New research reveals that Ruby-throated Hummingbirds use torpor to help increase their fat levels in advance of migration (photo by Paul Konrad).
A new study published in eLife describes how Ruby-throated Hummingbirds use the same energy-conserving strategy to survive overnight to accumulate body fat they need to fuel long migrations. The study proves a long-held suspicion among biologists and provides new insights about the processes Ruby-throats’ physiology uses to determine whether to conserve energy or store fat. To conserve energy overnight, the hummingbirds can shift into an energy-saving torpor to reduce their body temperature and slow their metabolism up to 95 percent.
“We wanted to know if hummingbirds use this same energy-saving mechanism to more quickly build the fat stores they use to power their 3,000-mile migrations between their North American nesting range and Central American wintering areas,” explained principal author Erich Eberts, a Ph.D. student at the University of Toronto Scarborough.
To study how and when the hummingbirds deploy this energy-saving strategy, Eberts and the team measured daily changes in the body, fat, and lean masses of 16 Ruby-throated Hummingbirds during 3 periods: 1) The nesting season, 2) late summer when the birds prepare to migrate, and 3) during the birds’ typical migration period. They also measured the hummingbirds’ oxygen consumption using a technique called respirometry to determine when they shifted into torpor.

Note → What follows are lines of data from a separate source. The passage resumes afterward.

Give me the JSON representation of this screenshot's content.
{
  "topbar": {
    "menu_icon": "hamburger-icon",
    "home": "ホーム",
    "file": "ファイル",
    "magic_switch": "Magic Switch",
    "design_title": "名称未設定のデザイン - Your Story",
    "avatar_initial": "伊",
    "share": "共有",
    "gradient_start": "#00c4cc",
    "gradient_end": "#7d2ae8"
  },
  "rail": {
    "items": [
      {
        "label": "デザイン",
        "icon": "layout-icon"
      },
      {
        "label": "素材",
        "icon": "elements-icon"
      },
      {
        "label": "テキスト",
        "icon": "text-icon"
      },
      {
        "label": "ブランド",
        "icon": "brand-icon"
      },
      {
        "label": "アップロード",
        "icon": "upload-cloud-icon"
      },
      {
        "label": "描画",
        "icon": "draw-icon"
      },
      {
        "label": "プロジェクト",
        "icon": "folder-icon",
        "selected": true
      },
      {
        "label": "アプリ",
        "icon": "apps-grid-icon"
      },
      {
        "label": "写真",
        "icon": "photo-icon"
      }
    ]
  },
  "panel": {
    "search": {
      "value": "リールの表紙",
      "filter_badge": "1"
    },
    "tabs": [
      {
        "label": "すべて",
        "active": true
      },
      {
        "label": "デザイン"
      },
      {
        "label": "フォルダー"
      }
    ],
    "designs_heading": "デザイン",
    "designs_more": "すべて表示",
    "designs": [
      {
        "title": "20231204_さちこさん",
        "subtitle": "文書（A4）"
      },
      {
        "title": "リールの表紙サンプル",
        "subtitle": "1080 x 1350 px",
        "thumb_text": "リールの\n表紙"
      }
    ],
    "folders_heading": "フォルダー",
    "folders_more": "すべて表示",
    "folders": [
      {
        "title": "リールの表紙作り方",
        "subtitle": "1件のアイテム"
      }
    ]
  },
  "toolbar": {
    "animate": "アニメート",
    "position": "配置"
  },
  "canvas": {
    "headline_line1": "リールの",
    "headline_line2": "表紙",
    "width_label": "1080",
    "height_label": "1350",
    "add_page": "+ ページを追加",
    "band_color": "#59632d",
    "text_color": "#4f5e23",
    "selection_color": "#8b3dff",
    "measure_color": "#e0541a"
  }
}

During the nesting season, the hummingbirds maintained lean body masses and only entered torpor when their fat levels fell below 5 percent of their body mass. This “energy-emergency strategy” was usually deployed on nights when they went to sleep with lower energy reserves.
But during the late summer, when Ruby-throated Hummingbirds typically increase their body mass by 20 percent to sustain themselves during their long migration across the Gulf of Mexico, they stop using the 5 percent threshold for entering torpor. Instead, they enter torpor more frequently and with higher levels of fat. This allows them to conserve energy and build up fat even as nights get progressively longer. “We learned that hummingbirds abandon the energy-emergency strategy during late summer and start using torpor to accumulate the fat stores they need for migration,” Eberts explained.
The authors added that learning more about this energy-saving strategy may be important for the conservation of Ruby-throated Hummingbirds and other migratory bird species that face increasing stress from climate change and habitat loss.
“Our findings that hummingbirds can use torpor to cope with different energy challenges throughout the annual cycle are important for understanding differences in how these and other migratory animals that don’t use torpor might respond to future environmental changes in food availability and temperature,” concluded Kenneth Welch Jr., Associate Professor, Acting Chair of the Department of Biological Sciences at the University of Toronto Scarborough, and co-author of the study alongside Christopher Guglielmo, Professor at the University of Western Ontario.
You can reference the original eLife publication at Reversal of the adipostat control of torpor during migration in hummingbirds | eLife (elifesciences.org)